---------- Input records ----------

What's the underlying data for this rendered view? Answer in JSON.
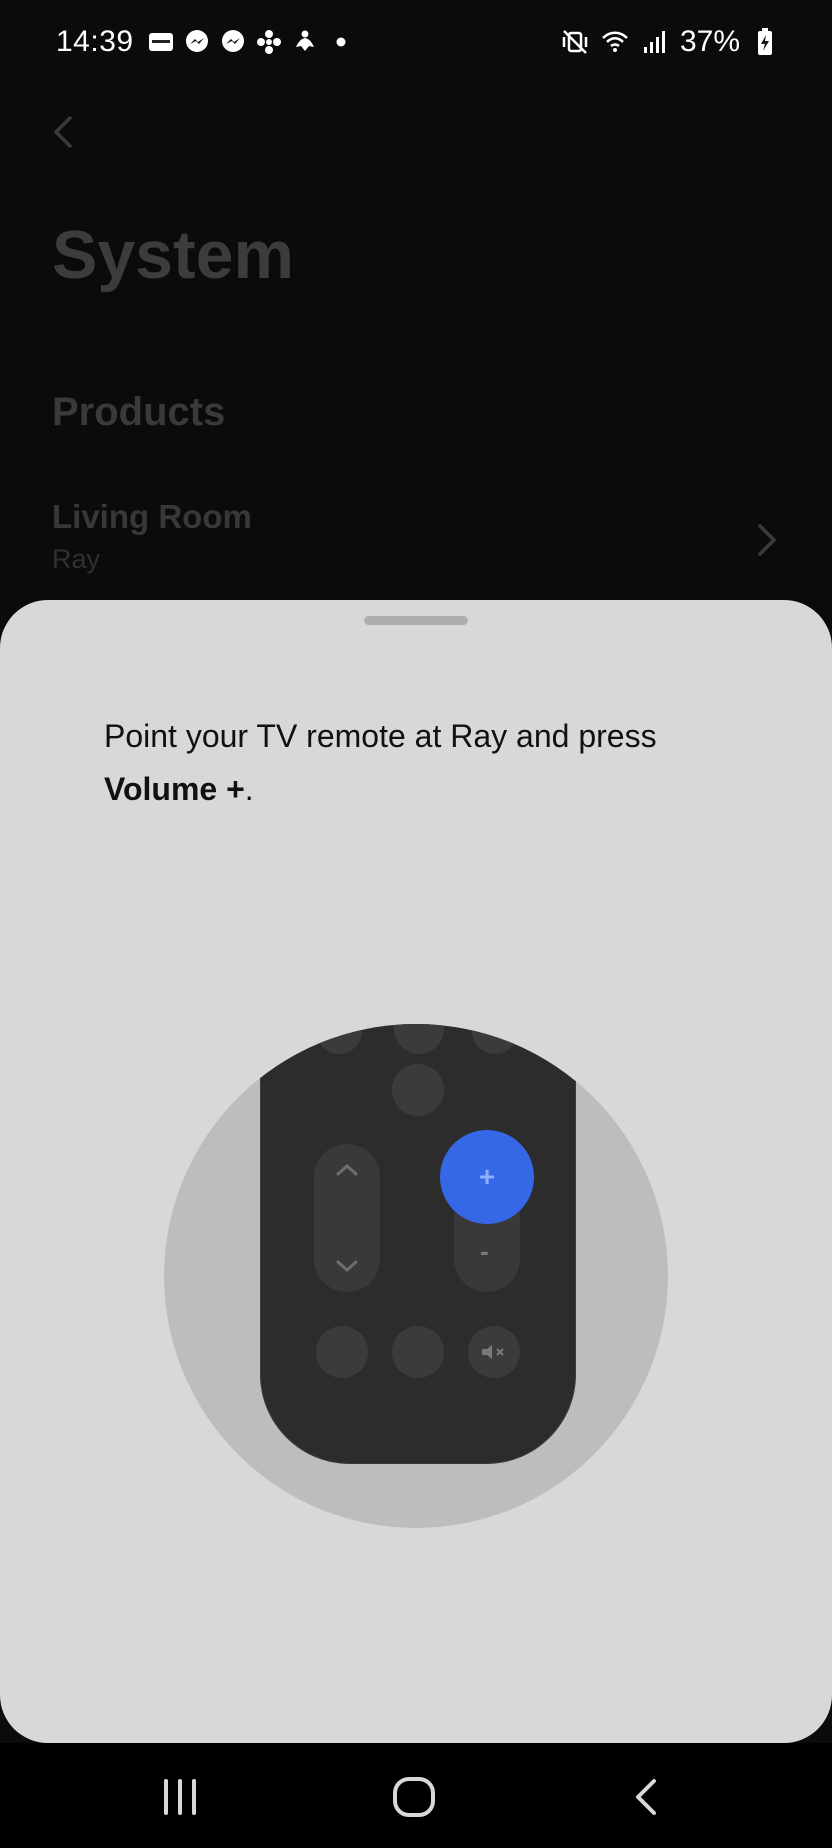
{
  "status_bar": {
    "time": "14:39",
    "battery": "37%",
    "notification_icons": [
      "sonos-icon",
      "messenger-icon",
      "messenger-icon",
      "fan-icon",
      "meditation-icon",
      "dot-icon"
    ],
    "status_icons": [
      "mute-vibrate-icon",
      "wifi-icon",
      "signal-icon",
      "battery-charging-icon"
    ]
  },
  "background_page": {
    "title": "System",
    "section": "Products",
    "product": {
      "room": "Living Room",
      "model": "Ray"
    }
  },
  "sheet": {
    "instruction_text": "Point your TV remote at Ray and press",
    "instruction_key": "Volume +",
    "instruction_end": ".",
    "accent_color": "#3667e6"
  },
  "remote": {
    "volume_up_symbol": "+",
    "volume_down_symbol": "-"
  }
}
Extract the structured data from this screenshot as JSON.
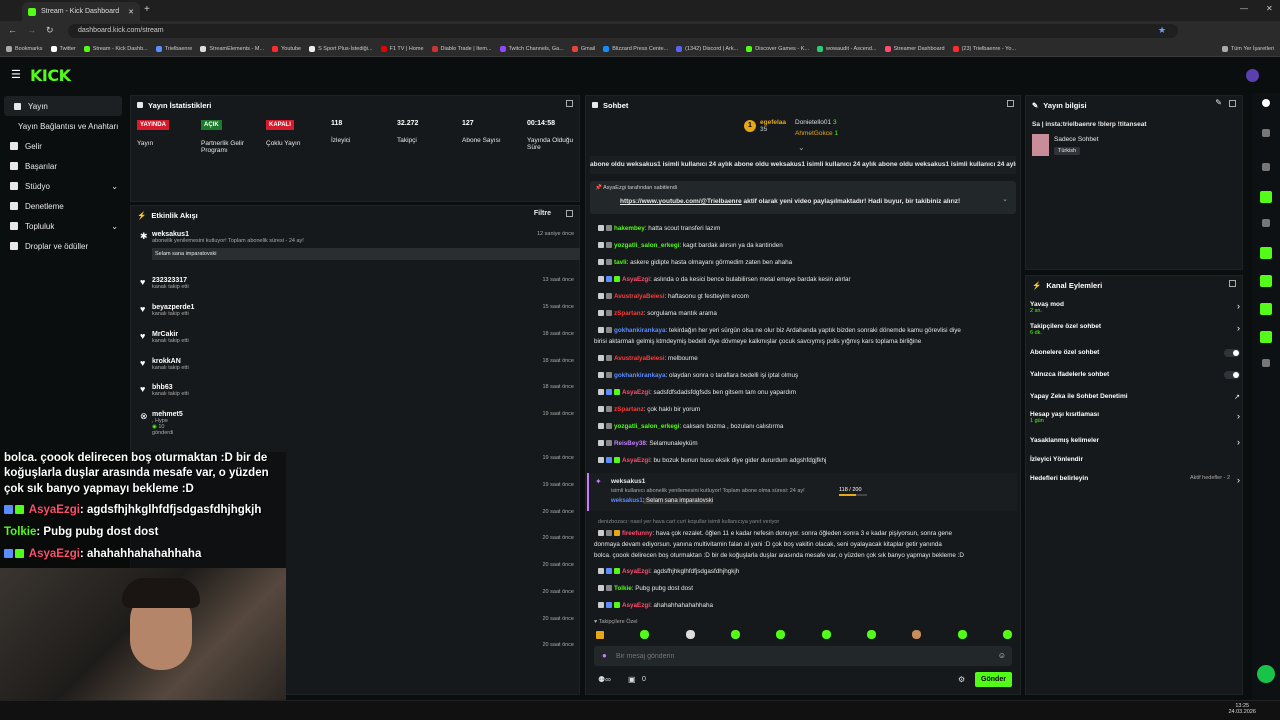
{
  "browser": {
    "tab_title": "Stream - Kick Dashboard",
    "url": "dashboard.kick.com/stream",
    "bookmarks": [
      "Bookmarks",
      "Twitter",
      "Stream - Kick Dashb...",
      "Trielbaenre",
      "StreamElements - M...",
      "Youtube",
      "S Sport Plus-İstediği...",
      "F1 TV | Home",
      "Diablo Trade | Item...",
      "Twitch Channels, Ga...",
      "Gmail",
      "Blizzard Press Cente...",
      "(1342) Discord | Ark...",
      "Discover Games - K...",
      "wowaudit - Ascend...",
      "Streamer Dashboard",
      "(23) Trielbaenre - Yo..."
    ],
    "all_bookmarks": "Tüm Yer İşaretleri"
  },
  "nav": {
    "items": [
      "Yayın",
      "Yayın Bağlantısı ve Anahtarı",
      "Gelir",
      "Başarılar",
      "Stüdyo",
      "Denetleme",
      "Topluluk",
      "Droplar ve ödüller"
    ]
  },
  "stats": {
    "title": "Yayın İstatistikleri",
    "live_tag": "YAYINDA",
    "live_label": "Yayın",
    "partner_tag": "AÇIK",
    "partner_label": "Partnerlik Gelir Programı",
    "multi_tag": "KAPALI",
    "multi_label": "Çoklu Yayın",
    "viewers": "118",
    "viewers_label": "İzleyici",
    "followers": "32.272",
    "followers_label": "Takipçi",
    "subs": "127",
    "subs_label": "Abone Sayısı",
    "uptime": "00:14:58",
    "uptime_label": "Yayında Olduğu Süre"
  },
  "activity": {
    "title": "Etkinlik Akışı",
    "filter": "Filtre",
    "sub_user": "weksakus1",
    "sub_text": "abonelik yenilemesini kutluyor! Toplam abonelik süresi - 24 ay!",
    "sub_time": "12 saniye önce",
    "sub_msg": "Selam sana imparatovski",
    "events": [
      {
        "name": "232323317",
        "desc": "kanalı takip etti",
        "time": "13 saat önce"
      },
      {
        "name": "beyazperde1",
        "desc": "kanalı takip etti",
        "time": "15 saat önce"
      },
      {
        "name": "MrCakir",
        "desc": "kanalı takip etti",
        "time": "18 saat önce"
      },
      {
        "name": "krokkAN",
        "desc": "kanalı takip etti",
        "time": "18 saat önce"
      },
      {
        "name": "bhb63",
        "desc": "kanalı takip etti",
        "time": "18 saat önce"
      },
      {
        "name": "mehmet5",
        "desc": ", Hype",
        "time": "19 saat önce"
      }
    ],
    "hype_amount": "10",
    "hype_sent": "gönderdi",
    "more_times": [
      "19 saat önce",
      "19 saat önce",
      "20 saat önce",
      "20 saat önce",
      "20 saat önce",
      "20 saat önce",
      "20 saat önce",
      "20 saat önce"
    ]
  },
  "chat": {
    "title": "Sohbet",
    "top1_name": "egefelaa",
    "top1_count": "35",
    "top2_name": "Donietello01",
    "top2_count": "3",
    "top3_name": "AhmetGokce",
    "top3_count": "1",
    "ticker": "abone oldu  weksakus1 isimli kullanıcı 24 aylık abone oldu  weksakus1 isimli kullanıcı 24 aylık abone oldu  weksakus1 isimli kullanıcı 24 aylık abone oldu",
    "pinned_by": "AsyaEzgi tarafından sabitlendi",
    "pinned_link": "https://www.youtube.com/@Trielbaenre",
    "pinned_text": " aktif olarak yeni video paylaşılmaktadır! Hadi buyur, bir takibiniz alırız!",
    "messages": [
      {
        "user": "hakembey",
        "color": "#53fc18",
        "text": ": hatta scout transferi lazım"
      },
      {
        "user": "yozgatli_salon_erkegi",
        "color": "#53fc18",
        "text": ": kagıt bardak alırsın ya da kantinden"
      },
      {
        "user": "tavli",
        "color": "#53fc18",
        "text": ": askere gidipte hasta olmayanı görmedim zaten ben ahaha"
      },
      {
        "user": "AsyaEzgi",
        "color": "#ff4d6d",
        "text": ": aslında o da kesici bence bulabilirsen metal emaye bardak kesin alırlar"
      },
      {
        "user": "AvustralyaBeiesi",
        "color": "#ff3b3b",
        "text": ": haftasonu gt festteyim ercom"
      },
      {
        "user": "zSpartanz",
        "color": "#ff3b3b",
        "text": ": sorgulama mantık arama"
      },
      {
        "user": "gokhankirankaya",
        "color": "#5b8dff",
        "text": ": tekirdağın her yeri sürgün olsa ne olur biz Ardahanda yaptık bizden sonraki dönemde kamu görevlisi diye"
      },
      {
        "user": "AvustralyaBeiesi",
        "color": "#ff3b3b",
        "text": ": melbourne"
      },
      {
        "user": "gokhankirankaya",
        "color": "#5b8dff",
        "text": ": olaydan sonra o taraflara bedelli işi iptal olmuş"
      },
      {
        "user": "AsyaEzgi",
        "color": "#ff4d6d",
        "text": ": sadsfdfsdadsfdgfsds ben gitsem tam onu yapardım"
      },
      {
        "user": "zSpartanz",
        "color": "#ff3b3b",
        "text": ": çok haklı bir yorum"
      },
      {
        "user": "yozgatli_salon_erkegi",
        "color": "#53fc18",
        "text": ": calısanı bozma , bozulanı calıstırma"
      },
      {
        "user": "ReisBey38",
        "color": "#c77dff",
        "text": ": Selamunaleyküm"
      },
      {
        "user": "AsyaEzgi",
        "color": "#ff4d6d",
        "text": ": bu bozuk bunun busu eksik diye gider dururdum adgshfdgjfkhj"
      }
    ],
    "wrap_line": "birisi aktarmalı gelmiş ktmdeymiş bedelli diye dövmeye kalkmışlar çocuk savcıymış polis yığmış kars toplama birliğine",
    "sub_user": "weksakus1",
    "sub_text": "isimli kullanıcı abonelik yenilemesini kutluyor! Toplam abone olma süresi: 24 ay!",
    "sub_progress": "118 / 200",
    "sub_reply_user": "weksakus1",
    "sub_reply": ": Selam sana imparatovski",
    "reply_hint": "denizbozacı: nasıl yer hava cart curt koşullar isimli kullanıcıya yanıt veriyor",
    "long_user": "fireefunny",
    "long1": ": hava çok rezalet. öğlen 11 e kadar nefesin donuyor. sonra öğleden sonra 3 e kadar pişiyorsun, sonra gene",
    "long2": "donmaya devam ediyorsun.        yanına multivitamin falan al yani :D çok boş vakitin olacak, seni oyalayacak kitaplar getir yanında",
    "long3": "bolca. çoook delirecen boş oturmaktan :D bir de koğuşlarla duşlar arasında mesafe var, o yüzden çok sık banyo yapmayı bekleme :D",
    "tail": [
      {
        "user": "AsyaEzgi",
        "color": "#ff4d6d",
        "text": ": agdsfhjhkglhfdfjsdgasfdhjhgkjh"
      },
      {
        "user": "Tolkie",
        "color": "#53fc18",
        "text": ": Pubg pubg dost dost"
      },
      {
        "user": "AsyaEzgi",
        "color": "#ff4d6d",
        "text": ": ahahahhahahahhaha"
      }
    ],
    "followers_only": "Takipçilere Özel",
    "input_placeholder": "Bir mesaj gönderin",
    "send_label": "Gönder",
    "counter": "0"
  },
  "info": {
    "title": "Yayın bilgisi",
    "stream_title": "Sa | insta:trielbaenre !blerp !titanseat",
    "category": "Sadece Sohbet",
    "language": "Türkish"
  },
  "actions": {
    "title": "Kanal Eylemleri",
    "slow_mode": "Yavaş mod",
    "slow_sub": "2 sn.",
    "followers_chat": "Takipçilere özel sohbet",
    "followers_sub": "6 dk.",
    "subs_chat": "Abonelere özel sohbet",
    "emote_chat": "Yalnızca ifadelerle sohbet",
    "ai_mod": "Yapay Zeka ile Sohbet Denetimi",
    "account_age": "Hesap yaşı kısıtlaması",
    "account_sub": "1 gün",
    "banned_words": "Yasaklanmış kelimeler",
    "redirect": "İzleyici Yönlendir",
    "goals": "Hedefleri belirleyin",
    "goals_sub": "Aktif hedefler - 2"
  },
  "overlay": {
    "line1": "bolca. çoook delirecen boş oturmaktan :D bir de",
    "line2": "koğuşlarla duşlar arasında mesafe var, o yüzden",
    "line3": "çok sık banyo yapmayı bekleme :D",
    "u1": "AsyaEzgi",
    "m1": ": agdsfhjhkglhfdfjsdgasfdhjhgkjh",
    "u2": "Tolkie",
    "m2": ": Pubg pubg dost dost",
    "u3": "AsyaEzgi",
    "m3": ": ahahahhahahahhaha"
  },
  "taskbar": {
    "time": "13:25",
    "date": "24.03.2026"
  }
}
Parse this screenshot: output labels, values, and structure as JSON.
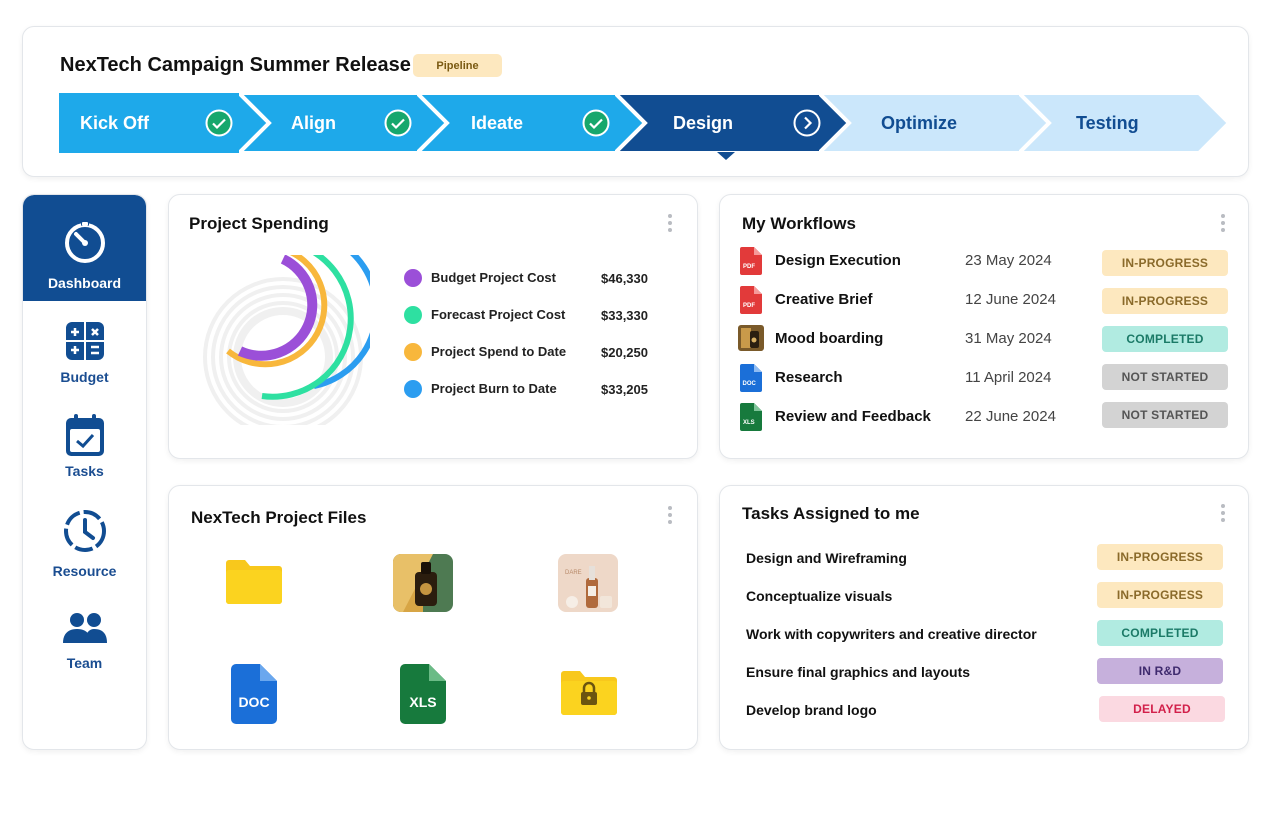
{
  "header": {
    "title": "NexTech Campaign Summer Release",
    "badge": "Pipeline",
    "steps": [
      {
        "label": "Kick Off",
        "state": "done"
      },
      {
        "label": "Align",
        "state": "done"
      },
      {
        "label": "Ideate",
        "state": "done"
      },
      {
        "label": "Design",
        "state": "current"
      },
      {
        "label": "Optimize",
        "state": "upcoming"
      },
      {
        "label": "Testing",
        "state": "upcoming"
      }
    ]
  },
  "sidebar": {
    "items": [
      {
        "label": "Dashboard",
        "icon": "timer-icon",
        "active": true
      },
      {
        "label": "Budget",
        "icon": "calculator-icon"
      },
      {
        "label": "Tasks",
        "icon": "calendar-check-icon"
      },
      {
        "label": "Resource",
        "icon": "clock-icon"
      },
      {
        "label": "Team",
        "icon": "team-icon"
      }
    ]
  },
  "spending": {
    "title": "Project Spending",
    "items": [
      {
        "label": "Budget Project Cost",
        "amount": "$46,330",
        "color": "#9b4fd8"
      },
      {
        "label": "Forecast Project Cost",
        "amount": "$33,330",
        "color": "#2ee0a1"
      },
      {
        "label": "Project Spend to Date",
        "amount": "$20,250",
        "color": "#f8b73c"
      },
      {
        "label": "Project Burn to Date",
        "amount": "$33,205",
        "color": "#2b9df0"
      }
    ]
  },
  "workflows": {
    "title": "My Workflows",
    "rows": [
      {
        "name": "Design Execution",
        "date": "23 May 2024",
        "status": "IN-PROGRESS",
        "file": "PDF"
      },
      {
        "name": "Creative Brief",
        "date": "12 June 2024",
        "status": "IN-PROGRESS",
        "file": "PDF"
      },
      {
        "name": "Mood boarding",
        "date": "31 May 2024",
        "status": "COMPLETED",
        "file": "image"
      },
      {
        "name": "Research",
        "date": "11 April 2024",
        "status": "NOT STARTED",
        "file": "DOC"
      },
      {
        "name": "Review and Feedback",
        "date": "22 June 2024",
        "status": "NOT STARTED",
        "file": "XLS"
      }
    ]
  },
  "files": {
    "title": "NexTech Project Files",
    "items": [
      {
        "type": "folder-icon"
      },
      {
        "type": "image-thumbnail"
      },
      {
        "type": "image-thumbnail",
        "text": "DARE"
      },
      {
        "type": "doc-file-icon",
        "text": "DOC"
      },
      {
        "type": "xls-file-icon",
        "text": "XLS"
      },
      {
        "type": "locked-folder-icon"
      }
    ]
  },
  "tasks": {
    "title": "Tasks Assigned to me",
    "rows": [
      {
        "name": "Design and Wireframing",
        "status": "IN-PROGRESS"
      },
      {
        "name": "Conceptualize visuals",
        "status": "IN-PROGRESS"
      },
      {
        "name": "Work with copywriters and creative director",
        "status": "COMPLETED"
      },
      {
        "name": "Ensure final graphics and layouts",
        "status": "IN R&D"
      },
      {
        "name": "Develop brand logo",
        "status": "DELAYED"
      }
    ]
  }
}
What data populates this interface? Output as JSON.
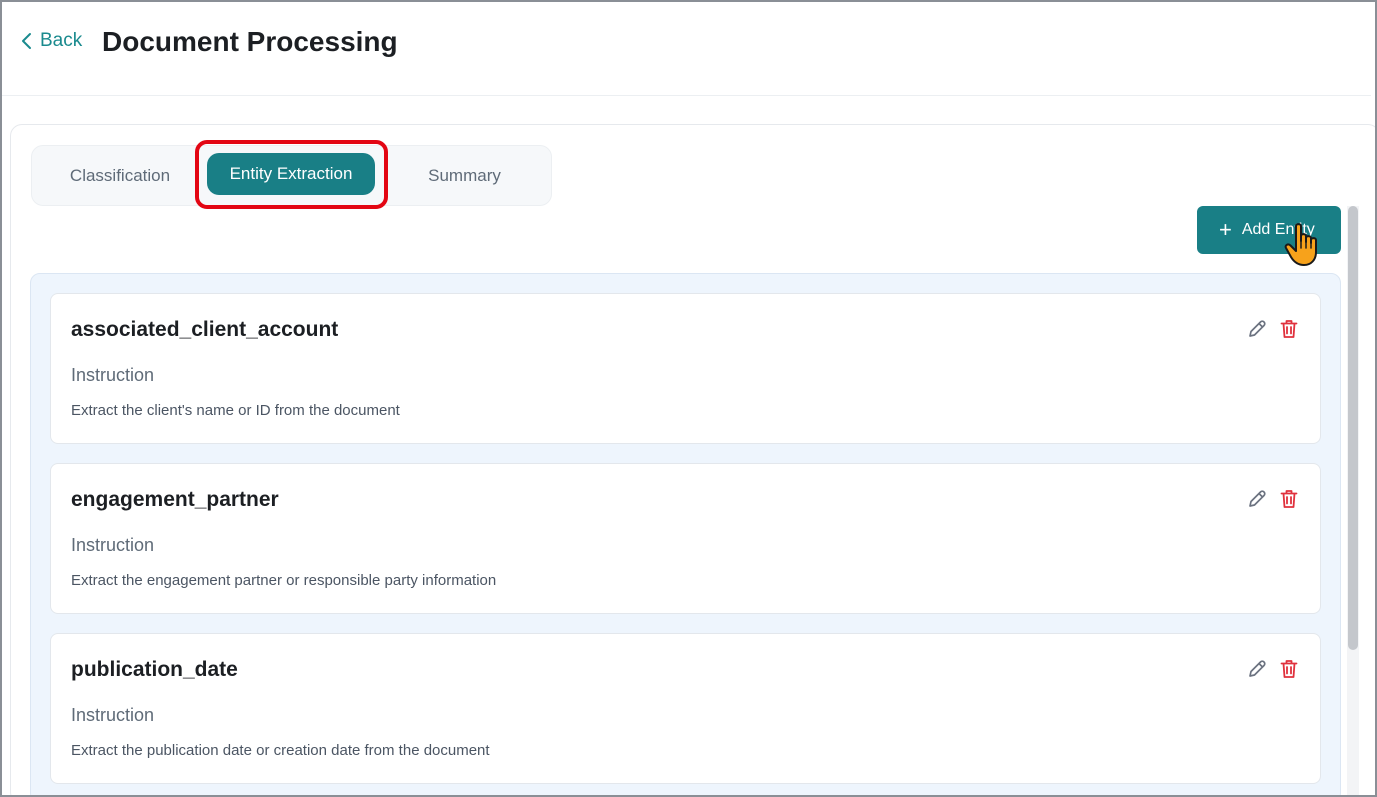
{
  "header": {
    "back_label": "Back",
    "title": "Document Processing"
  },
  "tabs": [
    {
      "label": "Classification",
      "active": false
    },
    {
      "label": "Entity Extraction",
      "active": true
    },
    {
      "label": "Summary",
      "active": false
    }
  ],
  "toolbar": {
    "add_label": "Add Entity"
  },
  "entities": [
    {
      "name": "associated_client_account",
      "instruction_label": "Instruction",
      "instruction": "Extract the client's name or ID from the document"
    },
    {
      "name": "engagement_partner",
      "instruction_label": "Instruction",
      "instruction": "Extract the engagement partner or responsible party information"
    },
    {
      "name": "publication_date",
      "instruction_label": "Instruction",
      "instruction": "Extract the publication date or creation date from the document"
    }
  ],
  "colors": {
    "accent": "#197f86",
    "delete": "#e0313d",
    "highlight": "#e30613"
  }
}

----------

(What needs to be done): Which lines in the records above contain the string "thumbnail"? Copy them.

(Response):
        "type": "image-thumbnail"
        "type": "image-thumbnail",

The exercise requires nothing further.